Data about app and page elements
------------

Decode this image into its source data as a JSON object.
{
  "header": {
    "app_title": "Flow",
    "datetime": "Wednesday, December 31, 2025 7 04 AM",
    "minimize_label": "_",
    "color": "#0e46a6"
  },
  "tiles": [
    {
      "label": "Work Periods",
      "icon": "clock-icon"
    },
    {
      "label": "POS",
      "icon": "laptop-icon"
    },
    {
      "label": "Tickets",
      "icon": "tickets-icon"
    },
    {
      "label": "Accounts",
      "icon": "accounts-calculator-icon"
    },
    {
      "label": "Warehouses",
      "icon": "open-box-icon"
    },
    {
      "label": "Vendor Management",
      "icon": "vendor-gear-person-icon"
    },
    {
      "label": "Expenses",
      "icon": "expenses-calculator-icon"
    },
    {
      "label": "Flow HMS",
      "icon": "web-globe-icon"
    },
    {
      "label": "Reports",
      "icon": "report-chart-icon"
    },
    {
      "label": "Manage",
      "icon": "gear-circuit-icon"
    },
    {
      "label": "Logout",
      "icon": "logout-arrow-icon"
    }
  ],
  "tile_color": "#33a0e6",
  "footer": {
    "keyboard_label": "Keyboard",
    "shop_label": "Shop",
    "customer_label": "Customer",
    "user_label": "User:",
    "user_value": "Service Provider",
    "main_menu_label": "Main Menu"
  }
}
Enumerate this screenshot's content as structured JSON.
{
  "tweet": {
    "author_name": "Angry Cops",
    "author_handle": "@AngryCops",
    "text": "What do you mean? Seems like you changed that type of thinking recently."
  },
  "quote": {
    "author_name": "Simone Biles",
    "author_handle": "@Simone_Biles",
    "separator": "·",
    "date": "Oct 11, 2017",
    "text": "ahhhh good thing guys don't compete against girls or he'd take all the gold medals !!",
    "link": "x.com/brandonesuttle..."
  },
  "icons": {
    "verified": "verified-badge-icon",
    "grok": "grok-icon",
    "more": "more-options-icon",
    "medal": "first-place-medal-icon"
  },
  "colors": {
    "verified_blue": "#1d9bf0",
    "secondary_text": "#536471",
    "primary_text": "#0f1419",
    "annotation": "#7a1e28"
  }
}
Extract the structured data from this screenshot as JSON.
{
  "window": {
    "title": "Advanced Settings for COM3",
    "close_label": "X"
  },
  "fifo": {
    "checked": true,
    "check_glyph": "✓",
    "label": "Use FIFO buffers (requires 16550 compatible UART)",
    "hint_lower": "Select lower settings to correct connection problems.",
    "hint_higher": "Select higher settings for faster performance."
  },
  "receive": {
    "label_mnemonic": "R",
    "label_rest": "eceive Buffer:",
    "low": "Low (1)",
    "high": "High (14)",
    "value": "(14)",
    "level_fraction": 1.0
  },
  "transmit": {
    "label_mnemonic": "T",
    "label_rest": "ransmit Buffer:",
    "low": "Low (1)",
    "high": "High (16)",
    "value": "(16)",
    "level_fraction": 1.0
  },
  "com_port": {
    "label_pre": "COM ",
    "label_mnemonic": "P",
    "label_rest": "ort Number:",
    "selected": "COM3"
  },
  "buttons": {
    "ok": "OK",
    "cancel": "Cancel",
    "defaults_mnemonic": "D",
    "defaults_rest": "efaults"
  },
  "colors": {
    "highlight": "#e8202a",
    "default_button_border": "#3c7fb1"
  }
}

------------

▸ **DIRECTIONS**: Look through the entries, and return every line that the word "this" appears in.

▸ **WRITTEN RESPONSE**:
Decode this image into its source data as a JSON object.
Enumerate this screenshot's content as structured JSON.
Extract the structured data from this screenshot as JSON.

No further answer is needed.